Sean FitzPatrick, the former Anglo Irish Bank chairman accused of misleading auditors, arriving at court yesterday

Mr FitzPatrick, 68, of Whitshed Road, Greystones, Co Wicklow, is accused of misleading auditors about loans between 2002 and 2007.

He has pleaded not guilty to 27 offences under the 1990 Companies Act. These include 22 charges of making a misleading, false or deceptive statement to auditors and five charges of furnishing false information in the years 2002 to 2007.

Dublin circuit criminal court heard evidence from Joe McWilliams, who was appointed to the role of lending director at Anglo in 2006. He was a co-signatory on a number of loans taken out by Mr FitzPatrick and other family members between 2006 and 2007, the court heard.

The jury was shown ten credit committee application forms from May 2006 to November 2007 approving and extending loans in values ranging up to just over €100 million. By November 2007, Mr FitzPatrick had drawn down just over €103 million and his limit was increased to €120 million, the court heard.

David Drumm, chief executive of Anglo Irish Bank at the time, was one of the signatories on one loan application in September 2007, the court heard.

Mr McWilliams agreed with the prosecution barrister Dominic McGinn, SC, that at the time he was “aware of an arrangement whereby another bank covered the repayment of Sean FitzPatrick’s loans prior to Anglo Irish Bank’s financial year end”.

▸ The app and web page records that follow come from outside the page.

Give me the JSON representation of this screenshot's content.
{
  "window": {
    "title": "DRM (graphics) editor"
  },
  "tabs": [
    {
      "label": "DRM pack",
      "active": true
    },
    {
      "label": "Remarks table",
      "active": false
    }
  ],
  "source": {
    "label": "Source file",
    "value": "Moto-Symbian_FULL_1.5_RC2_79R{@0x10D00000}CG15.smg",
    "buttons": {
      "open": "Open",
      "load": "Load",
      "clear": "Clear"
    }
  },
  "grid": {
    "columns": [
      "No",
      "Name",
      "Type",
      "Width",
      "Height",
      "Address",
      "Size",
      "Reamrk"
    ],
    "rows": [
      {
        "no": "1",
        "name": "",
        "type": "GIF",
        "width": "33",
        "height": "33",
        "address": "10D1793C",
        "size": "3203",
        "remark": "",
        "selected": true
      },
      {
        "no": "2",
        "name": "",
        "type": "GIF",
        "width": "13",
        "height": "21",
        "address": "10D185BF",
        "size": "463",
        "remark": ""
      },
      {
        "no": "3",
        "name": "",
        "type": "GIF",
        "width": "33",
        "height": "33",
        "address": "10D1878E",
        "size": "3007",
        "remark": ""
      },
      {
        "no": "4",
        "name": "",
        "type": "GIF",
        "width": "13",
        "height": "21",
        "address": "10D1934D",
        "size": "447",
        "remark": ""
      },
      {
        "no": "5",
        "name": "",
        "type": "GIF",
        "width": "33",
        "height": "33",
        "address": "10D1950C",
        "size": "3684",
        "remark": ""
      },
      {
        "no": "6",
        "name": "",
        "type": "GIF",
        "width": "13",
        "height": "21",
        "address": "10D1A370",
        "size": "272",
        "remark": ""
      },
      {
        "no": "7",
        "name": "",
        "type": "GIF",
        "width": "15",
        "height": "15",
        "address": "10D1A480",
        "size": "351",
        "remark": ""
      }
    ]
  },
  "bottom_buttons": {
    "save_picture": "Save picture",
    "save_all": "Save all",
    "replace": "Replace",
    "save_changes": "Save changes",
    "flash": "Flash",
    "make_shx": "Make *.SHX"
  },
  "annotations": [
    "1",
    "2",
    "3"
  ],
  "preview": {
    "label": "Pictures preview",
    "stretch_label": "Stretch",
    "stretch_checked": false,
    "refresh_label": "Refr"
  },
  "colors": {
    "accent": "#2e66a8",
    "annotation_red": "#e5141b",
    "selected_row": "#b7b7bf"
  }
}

“That Anglo facility remained in place. The facility was drawn down again after year end and the other bank was paid,” Mr McGinn said. Mr McWilliams agreed.

Facility was another word for loan, the jury was told.

The court has previously heard that Mr FitzPatrick’s loans were used to finance the development of shopping centres, hotels and offices at a time when a lot of money could be made in property development.

The jury has been told that the trial is about the alleged failure to disclose the extent of Mr FitzPatrick’s loans to the bank’s auditors, Ernst & Young.

Bernard Condon, SC, for Mr FitzPatrick, put it to Mr McWilliams that he was aware of an arrangement whereby another bank was “permitted to repay Sean FitzPatrick’s loans prior to Anglo’s financial year end” before he took on the role of lending director.

“You were aware of this. That was no secret. Everybody knew about it,” Mr Condon said.

Mr McWilliams agreed that this was the case. The trial continues on Monday.